Remember in the 70s when you knew most of the umpires as well as the players.
In those days, the all-star ballots featured the likes of Brooks and Frank Robinson, Willie Mays, Willie Stargell, Carl Yastremski, George Brett, Lou Brock, Reggie Jackson, Harmon Killebrew, Johnny Bench, Rod Carew, Henry Aaron, Mike Schmidt, Steve Carlton, Tom Seaver and Jim Palmer. You watched the whole game just to see these players collected in one place.
The umpires were all-stars too.
John Shulock, Don Denkinger, Bruce Froemming, Joe Brinkman, Nick Bremigan, Durwood Merrill, Harry Wendelstedt, Vic Voltaggio, Ken Kaiser, and Ron Luciano--whose fights with Earl Weaver were legendary.
There was a strike zone that never changed for an entire season. A strike was a "stee-RIKE."
You trusted them implicitly.

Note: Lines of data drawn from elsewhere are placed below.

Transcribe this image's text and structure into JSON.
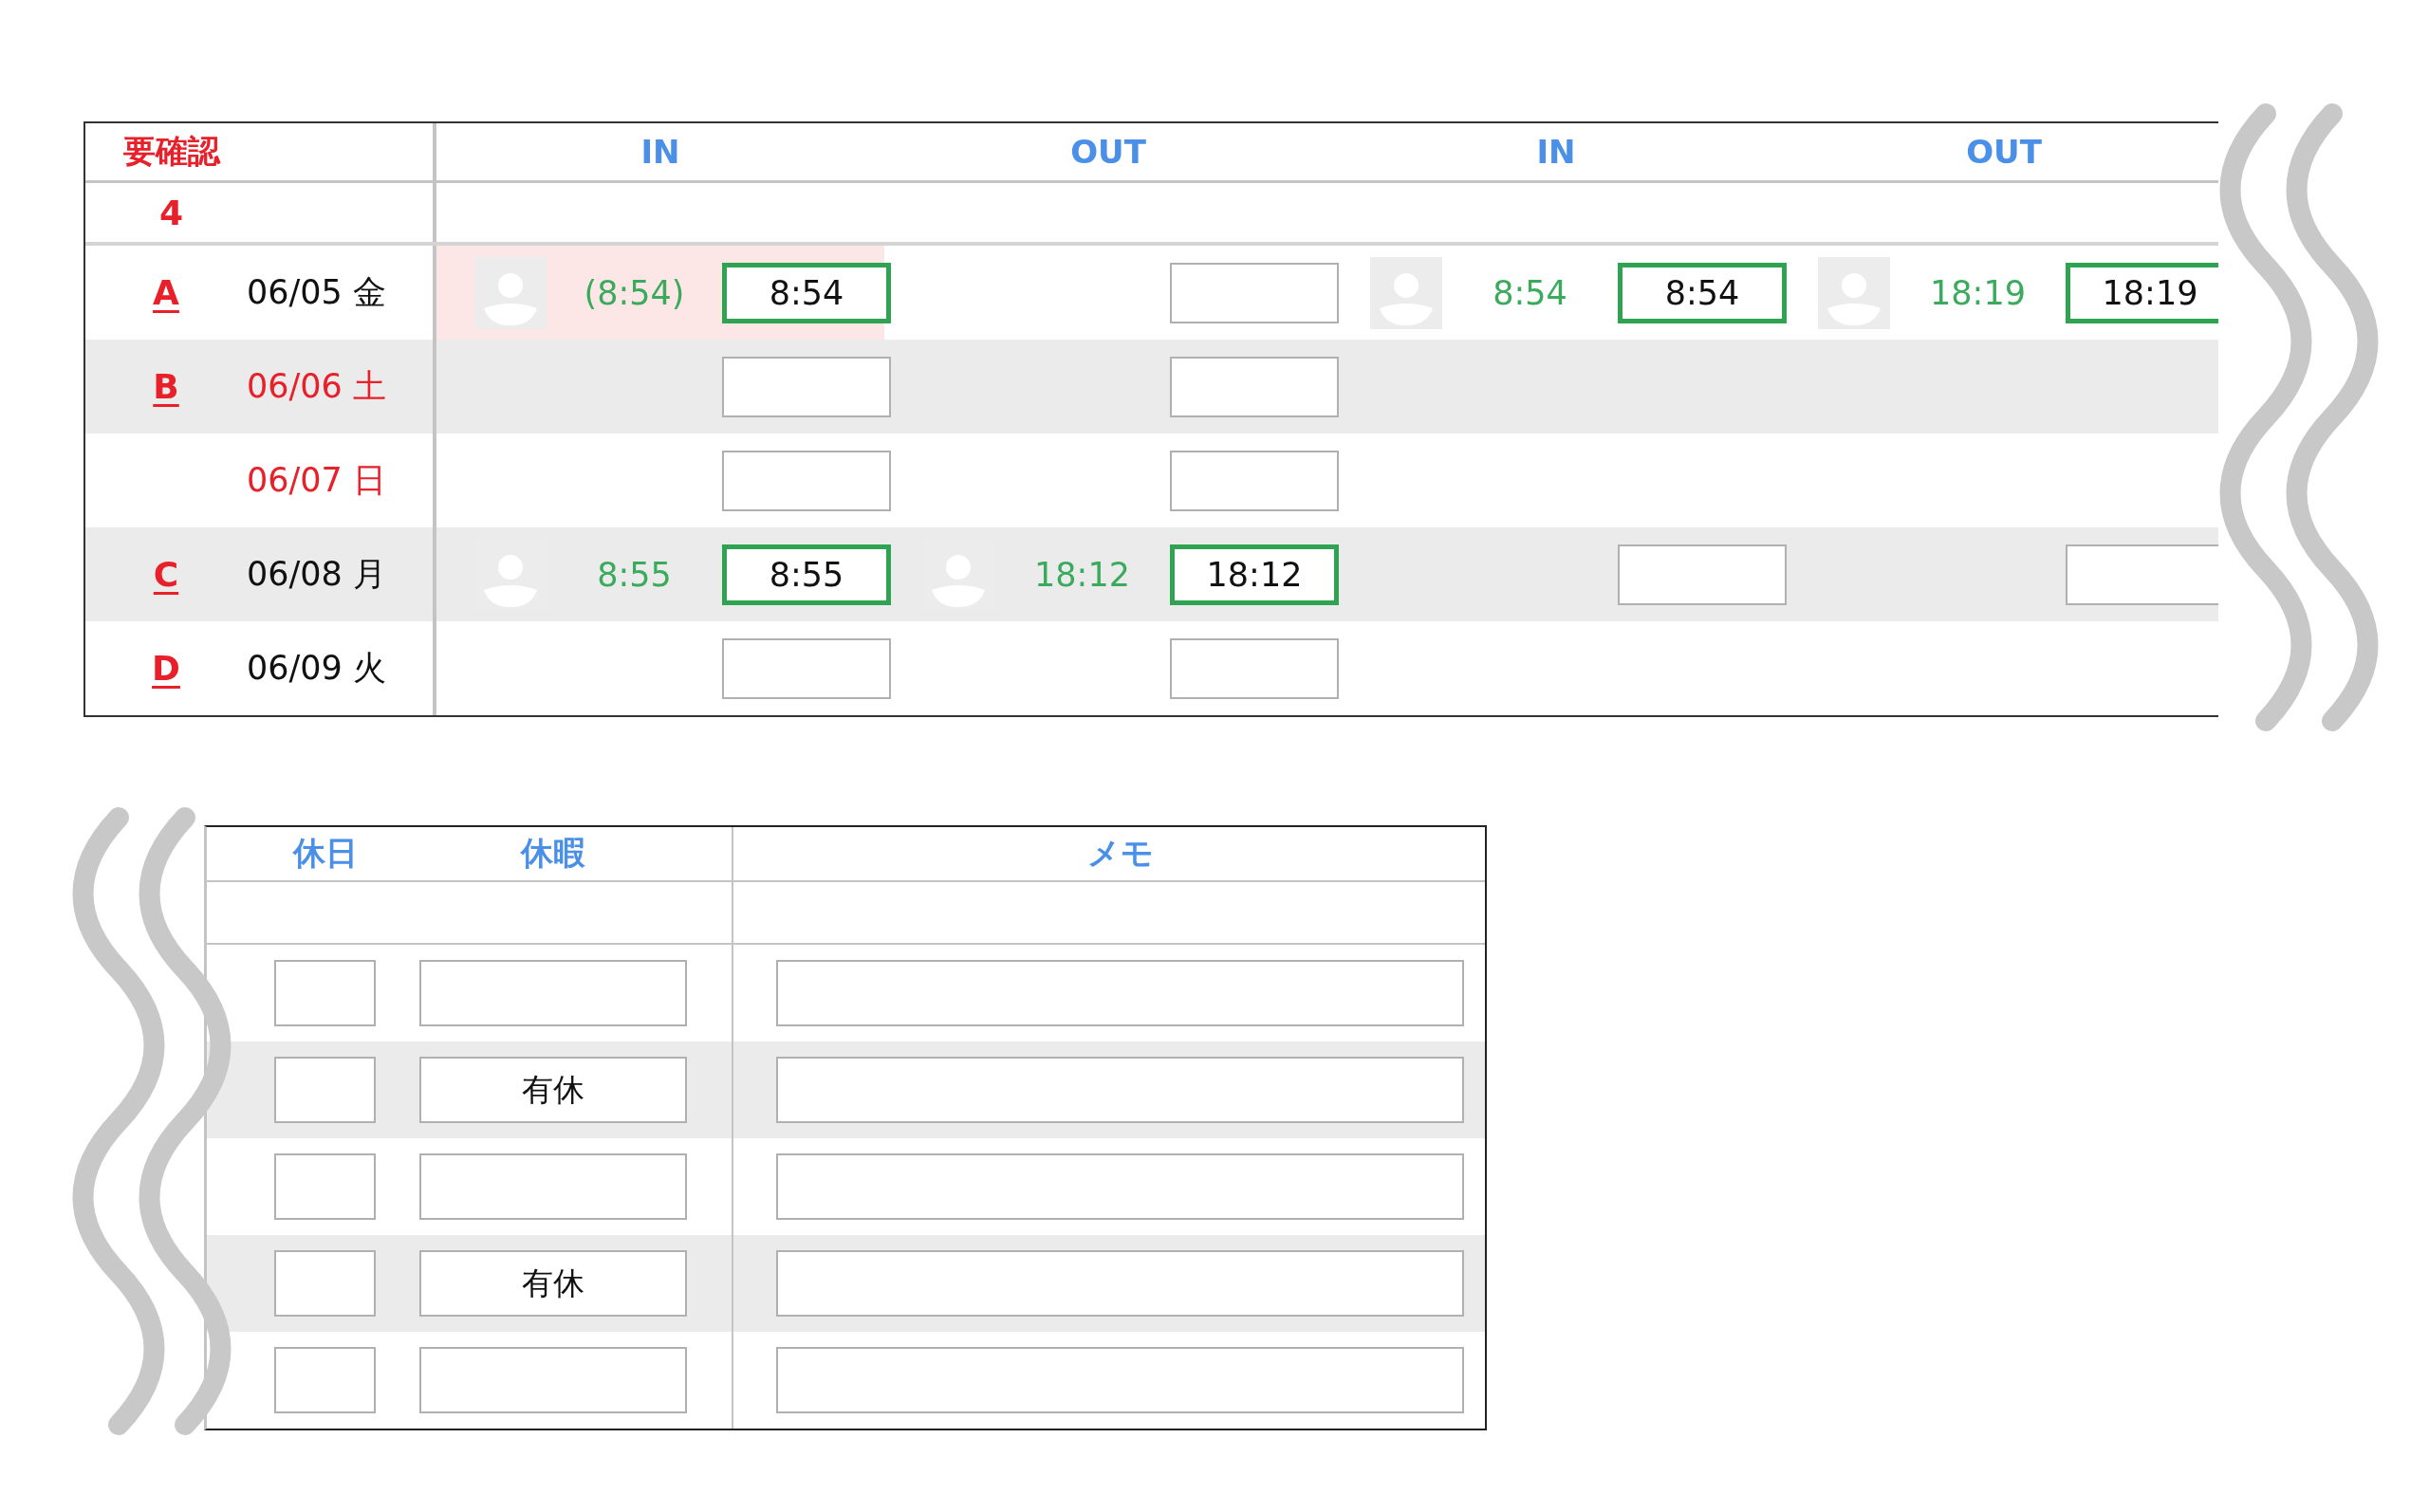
{
  "attendance": {
    "check_header": "要確認",
    "check_count": "4",
    "columns": [
      "IN",
      "OUT",
      "IN",
      "OUT"
    ],
    "rows": [
      {
        "flag": "A",
        "date": "06/05 金",
        "holiday": false,
        "cells": [
          {
            "kind": "entry",
            "photo": true,
            "reading": "(8:54)",
            "value": "8:54",
            "verified": true,
            "flagged": true
          },
          {
            "kind": "entry",
            "photo": false,
            "verified": false,
            "flagged": false
          },
          {
            "kind": "entry",
            "photo": true,
            "reading": "8:54",
            "value": "8:54",
            "verified": true,
            "flagged": false
          },
          {
            "kind": "entry",
            "photo": true,
            "reading": "18:19",
            "value": "18:19",
            "verified": true,
            "flagged": false
          }
        ]
      },
      {
        "flag": "B",
        "date": "06/06 土",
        "holiday": true,
        "cells": [
          {
            "kind": "entry",
            "photo": false,
            "verified": false,
            "flagged": false
          },
          {
            "kind": "entry",
            "photo": false,
            "verified": false,
            "flagged": false
          },
          {
            "kind": "none"
          },
          {
            "kind": "none"
          }
        ]
      },
      {
        "date": "06/07 日",
        "holiday": true,
        "cells": [
          {
            "kind": "entry",
            "photo": false,
            "verified": false,
            "flagged": false
          },
          {
            "kind": "entry",
            "photo": false,
            "verified": false,
            "flagged": false
          },
          {
            "kind": "none"
          },
          {
            "kind": "none"
          }
        ]
      },
      {
        "flag": "C",
        "date": "06/08 月",
        "holiday": false,
        "cells": [
          {
            "kind": "entry",
            "photo": true,
            "reading": "8:55",
            "value": "8:55",
            "verified": true,
            "flagged": false
          },
          {
            "kind": "entry",
            "photo": true,
            "reading": "18:12",
            "value": "18:12",
            "verified": true,
            "flagged": false
          },
          {
            "kind": "entry",
            "photo": false,
            "verified": false,
            "flagged": false
          },
          {
            "kind": "entry",
            "photo": false,
            "verified": false,
            "flagged": false
          }
        ]
      },
      {
        "flag": "D",
        "date": "06/09 火",
        "holiday": false,
        "cells": [
          {
            "kind": "entry",
            "photo": false,
            "verified": false,
            "flagged": false
          },
          {
            "kind": "entry",
            "photo": false,
            "verified": false,
            "flagged": false
          },
          {
            "kind": "none"
          },
          {
            "kind": "none"
          }
        ]
      }
    ]
  },
  "leave": {
    "columns": [
      "休日",
      "休暇",
      "メモ"
    ],
    "rows": [
      {},
      {
        "leave": "有休"
      },
      {},
      {
        "leave": "有休"
      },
      {}
    ]
  }
}
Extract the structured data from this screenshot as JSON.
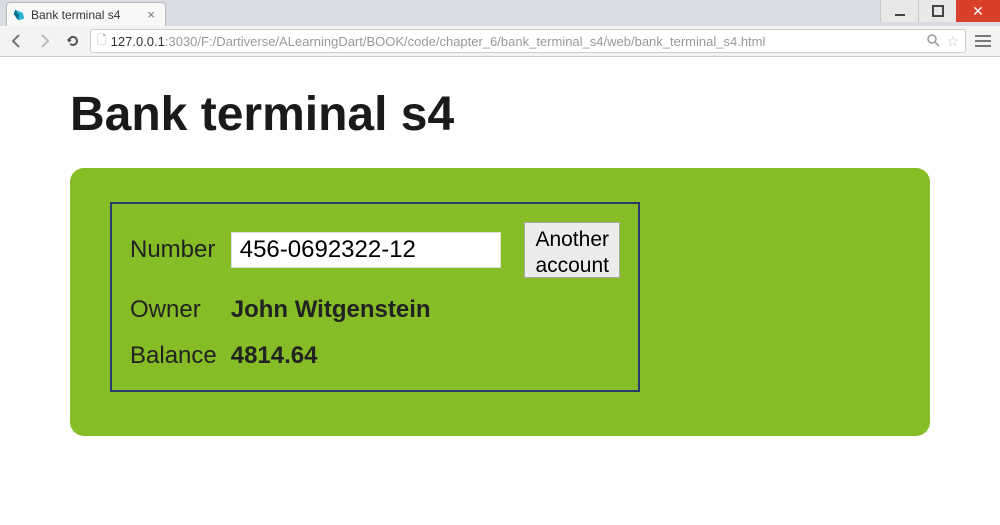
{
  "browser": {
    "tab_title": "Bank terminal s4",
    "url_host": "127.0.0.1",
    "url_port": ":3030",
    "url_path": "/F:/Dartiverse/ALearningDart/BOOK/code/chapter_6/bank_terminal_s4/web/bank_terminal_s4.html"
  },
  "page": {
    "title": "Bank terminal s4",
    "form": {
      "number_label": "Number",
      "number_value": "456-0692322-12",
      "button_line1": "Another",
      "button_line2": "account",
      "owner_label": "Owner",
      "owner_value": "John Witgenstein",
      "balance_label": "Balance",
      "balance_value": "4814.64"
    }
  }
}
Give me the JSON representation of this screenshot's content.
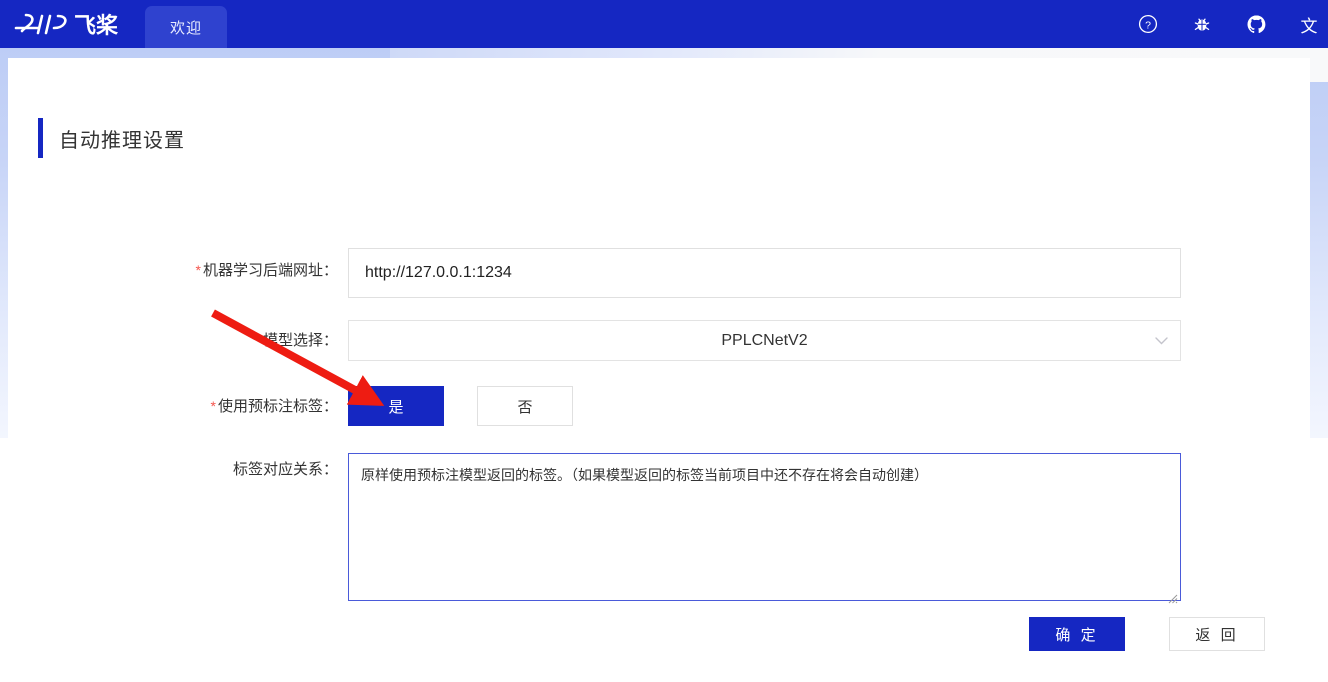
{
  "colors": {
    "brand_blue": "#1527c2",
    "tab_blue": "#2f42cf",
    "required_red": "#f5544c",
    "annotation_red": "#ee1c12",
    "textarea_border": "#4a5ad9"
  },
  "topbar": {
    "brand_text": "飞桨",
    "brand_logo": "paddlepaddle-logo",
    "tabs": [
      {
        "label": "欢迎",
        "active": true
      }
    ],
    "icons": [
      {
        "name": "help-circle-icon",
        "glyph": "?"
      },
      {
        "name": "bug-icon",
        "glyph": "bug"
      },
      {
        "name": "github-icon",
        "glyph": "github"
      },
      {
        "name": "language-icon",
        "glyph": "文"
      }
    ]
  },
  "page": {
    "title": "自动推理设置"
  },
  "form": {
    "rows": [
      {
        "label": "机器学习后端网址：",
        "required": true,
        "type": "text",
        "value": "http://127.0.0.1:1234",
        "placeholder": ""
      },
      {
        "label": "模型选择：",
        "required": false,
        "type": "select",
        "value": "PPLCNetV2",
        "arrow": "chevron-down-icon"
      },
      {
        "label": "使用预标注标签：",
        "required": true,
        "type": "radio",
        "options": [
          {
            "label": "是",
            "selected": true
          },
          {
            "label": "否",
            "selected": false
          }
        ]
      },
      {
        "label": "标签对应关系：",
        "required": false,
        "type": "textarea",
        "value": "原样使用预标注模型返回的标签。（如果模型返回的标签当前项目中还不存在将会自动创建）",
        "placeholder": ""
      }
    ]
  },
  "actions": {
    "confirm_label": "确 定",
    "back_label": "返 回"
  },
  "annotation": {
    "type": "red-arrow",
    "points_to": "使用预标注标签 是 按钮"
  }
}
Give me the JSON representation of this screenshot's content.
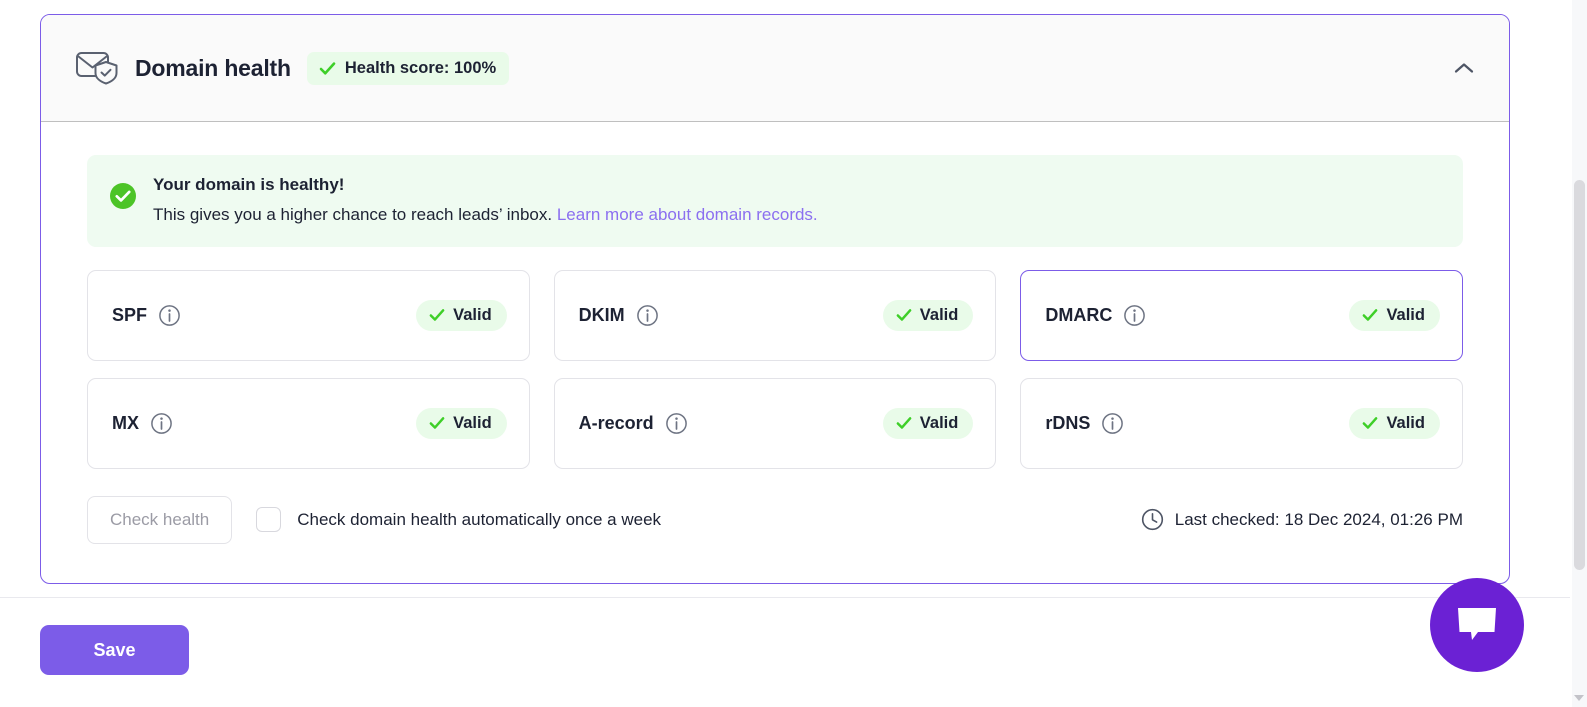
{
  "panel": {
    "title": "Domain health",
    "icon": "envelope-shield-icon",
    "health_badge": {
      "label": "Health score: 100%",
      "icon": "check-icon",
      "bg_color": "#e9fbe9",
      "check_color": "#3ecf28"
    },
    "collapse_icon": "chevron-up-icon",
    "border_color": "#7c5ce8"
  },
  "alert": {
    "icon": "check-circle-filled-icon",
    "icon_color": "#4cc427",
    "bg_color": "#effbf1",
    "title": "Your domain is healthy!",
    "text": "This gives you a higher chance to reach leads’ inbox.",
    "link_text": "Learn more about domain records.",
    "link_color": "#8b6ff0"
  },
  "records": [
    {
      "name": "SPF",
      "info_icon": "info-icon",
      "status": "Valid",
      "status_icon": "check-icon",
      "focused": false
    },
    {
      "name": "DKIM",
      "info_icon": "info-icon",
      "status": "Valid",
      "status_icon": "check-icon",
      "focused": false
    },
    {
      "name": "DMARC",
      "info_icon": "info-icon",
      "status": "Valid",
      "status_icon": "check-icon",
      "focused": true
    },
    {
      "name": "MX",
      "info_icon": "info-icon",
      "status": "Valid",
      "status_icon": "check-icon",
      "focused": false
    },
    {
      "name": "A-record",
      "info_icon": "info-icon",
      "status": "Valid",
      "status_icon": "check-icon",
      "focused": false
    },
    {
      "name": "rDNS",
      "info_icon": "info-icon",
      "status": "Valid",
      "status_icon": "check-icon",
      "focused": false
    }
  ],
  "controls": {
    "check_health_label": "Check health",
    "check_health_disabled": true,
    "auto_check_label": "Check domain health automatically once a week",
    "auto_check_checked": false,
    "last_checked_icon": "clock-icon",
    "last_checked_label": "Last checked: 18 Dec 2024, 01:26 PM"
  },
  "footer": {
    "save_label": "Save",
    "save_color": "#7c5ce8"
  },
  "chat": {
    "icon": "chat-bubble-icon",
    "color": "#6b21d4"
  }
}
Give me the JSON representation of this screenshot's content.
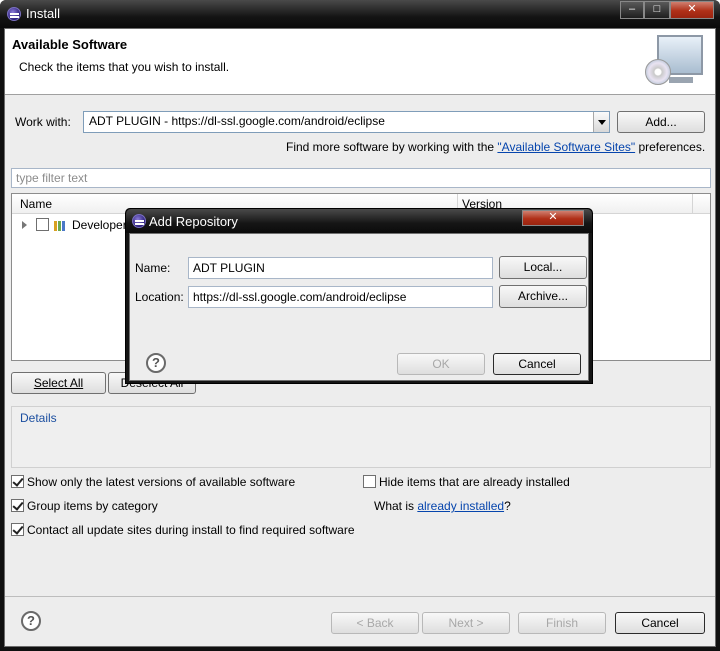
{
  "window": {
    "title": "Install",
    "controls": {
      "minimize": "–",
      "maximize": "□",
      "close": "✕"
    },
    "icon": "eclipse-icon"
  },
  "banner": {
    "title": "Available Software",
    "subtitle": "Check the items that you wish to install."
  },
  "work_with": {
    "label": "Work with:",
    "value": "ADT PLUGIN - https://dl-ssl.google.com/android/eclipse",
    "add_button": "Add...",
    "find_more_prefix": "Find more software by working with the ",
    "find_more_link": "\"Available Software Sites\"",
    "find_more_suffix": " preferences."
  },
  "filter": {
    "placeholder": "type filter text"
  },
  "table": {
    "columns": [
      "Name",
      "Version"
    ],
    "rows": [
      {
        "name": "Developer",
        "checked": false
      }
    ]
  },
  "selection_buttons": {
    "select_all": "Select All",
    "deselect_all": "Deselect All"
  },
  "details": {
    "label": "Details"
  },
  "options": {
    "show_latest": {
      "label": "Show only the latest versions of available software",
      "checked": true
    },
    "hide_installed": {
      "label": "Hide items that are already installed",
      "checked": false
    },
    "group_by_category": {
      "label": "Group items by category",
      "checked": true
    },
    "what_is_prefix": "What is ",
    "what_is_link": "already installed",
    "what_is_suffix": "?",
    "contact_sites": {
      "label": "Contact all update sites during install to find required software",
      "checked": true
    }
  },
  "footer": {
    "back": "< Back",
    "next": "Next >",
    "finish": "Finish",
    "cancel": "Cancel"
  },
  "dialog": {
    "title": "Add Repository",
    "name_label": "Name:",
    "name_value": "ADT PLUGIN",
    "local_button": "Local...",
    "location_label": "Location:",
    "location_value": "https://dl-ssl.google.com/android/eclipse",
    "archive_button": "Archive...",
    "ok_button": "OK",
    "cancel_button": "Cancel"
  },
  "colors": {
    "link": "#0645ad",
    "details_title": "#1c4fa0",
    "titlebar": "#141414"
  }
}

I never wondered about the strike zone or whether the ump's interpretation of where the ball is pitched was going to affect a game. Today, the strike zone changes from inning to inning, team to team and batter to batter. What was a strike in the first might not be one in the seventh. Balls that paint the lines of a batter's box are called strikes.
Unfortunately, today's umpires, prone to taking spinning classes and weight training, have the power to change a game's outcome. Maybe more ballpark franks and soft ice cream would sharpen their vantage points.
I don't even know their names.